* Exercise instructions: Filter out all lines without the word "named" from the data below, please, and copy the rest.

* Input material:
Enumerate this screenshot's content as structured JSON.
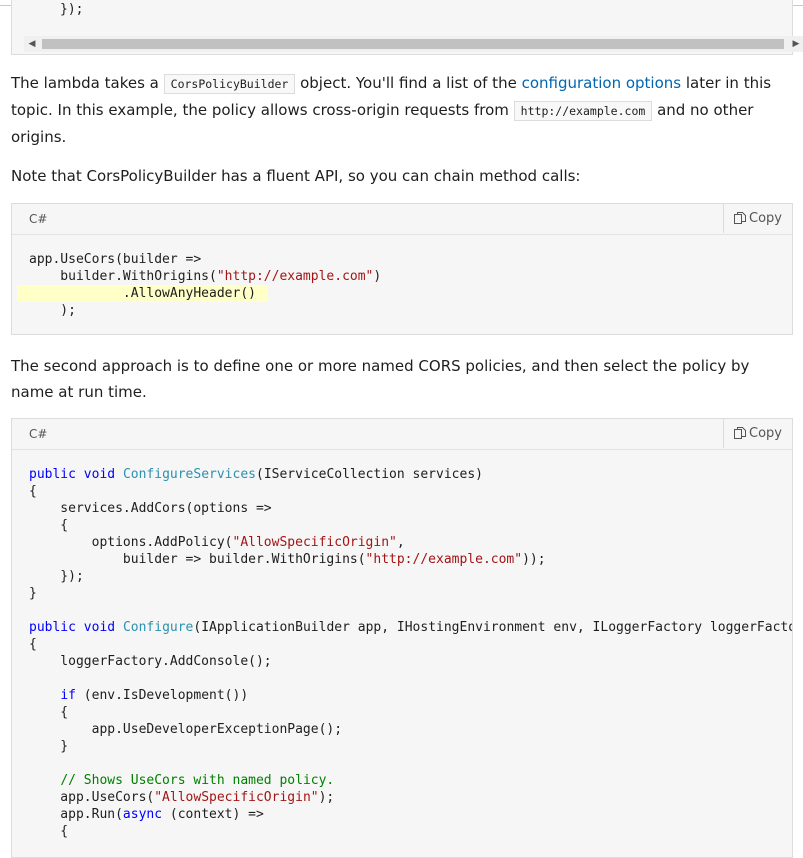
{
  "previous_code": {
    "tail": "});"
  },
  "paragraph1": {
    "part1": "The lambda takes a ",
    "code1": "CorsPolicyBuilder",
    "part2": " object. You'll find a list of the ",
    "link": "configuration options",
    "part3": " later in this topic. In this example, the policy allows cross-origin requests from ",
    "code2": "http://example.com",
    "part4": " and no other origins."
  },
  "paragraph2": "Note that CorsPolicyBuilder has a fluent API, so you can chain method calls:",
  "paragraph3": "The second approach is to define one or more named CORS policies, and then select the policy by name at run time.",
  "code_blocks": [
    {
      "language": "C#",
      "copy_label": "Copy",
      "highlighted_line": 2,
      "lines": [
        [
          [
            "",
            "app.UseCors(builder =>"
          ]
        ],
        [
          [
            "",
            "    builder.WithOrigins("
          ],
          [
            "st",
            "\"http://example.com\""
          ],
          [
            "",
            ")"
          ]
        ],
        [
          [
            "",
            "            .AllowAnyHeader()"
          ]
        ],
        [
          [
            "",
            "    );"
          ]
        ]
      ]
    },
    {
      "language": "C#",
      "copy_label": "Copy",
      "lines": [
        [
          [
            "kw",
            "public"
          ],
          [
            "",
            " "
          ],
          [
            "kw",
            "void"
          ],
          [
            "",
            " "
          ],
          [
            "ty",
            "ConfigureServices"
          ],
          [
            "",
            "(IServiceCollection services)"
          ]
        ],
        [
          [
            "",
            "{"
          ]
        ],
        [
          [
            "",
            "    services.AddCors(options =>"
          ]
        ],
        [
          [
            "",
            "    {"
          ]
        ],
        [
          [
            "",
            "        options.AddPolicy("
          ],
          [
            "st",
            "\"AllowSpecificOrigin\""
          ],
          [
            "",
            ","
          ]
        ],
        [
          [
            "",
            "            builder => builder.WithOrigins("
          ],
          [
            "st",
            "\"http://example.com\""
          ],
          [
            "",
            "));"
          ]
        ],
        [
          [
            "",
            "    });"
          ]
        ],
        [
          [
            "",
            "}"
          ]
        ],
        [
          [
            "",
            ""
          ]
        ],
        [
          [
            "kw",
            "public"
          ],
          [
            "",
            " "
          ],
          [
            "kw",
            "void"
          ],
          [
            "",
            " "
          ],
          [
            "ty",
            "Configure"
          ],
          [
            "",
            "(IApplicationBuilder app, IHostingEnvironment env, ILoggerFactory loggerFactory)"
          ]
        ],
        [
          [
            "",
            "{"
          ]
        ],
        [
          [
            "",
            "    loggerFactory.AddConsole();"
          ]
        ],
        [
          [
            "",
            ""
          ]
        ],
        [
          [
            "",
            "    "
          ],
          [
            "kw",
            "if"
          ],
          [
            "",
            " (env.IsDevelopment())"
          ]
        ],
        [
          [
            "",
            "    {"
          ]
        ],
        [
          [
            "",
            "        app.UseDeveloperExceptionPage();"
          ]
        ],
        [
          [
            "",
            "    }"
          ]
        ],
        [
          [
            "",
            ""
          ]
        ],
        [
          [
            "",
            "    "
          ],
          [
            "cm",
            "// Shows UseCors with named policy."
          ]
        ],
        [
          [
            "",
            "    app.UseCors("
          ],
          [
            "st",
            "\"AllowSpecificOrigin\""
          ],
          [
            "",
            ");"
          ]
        ],
        [
          [
            "",
            "    app.Run("
          ],
          [
            "kw",
            "async"
          ],
          [
            "",
            " (context) =>"
          ]
        ],
        [
          [
            "",
            "    {"
          ]
        ]
      ]
    }
  ]
}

* Exercise output:
  "paragraph3": "The second approach is to define one or more named CORS policies, and then select the policy by name at run time.",
            "// Shows UseCors with named policy."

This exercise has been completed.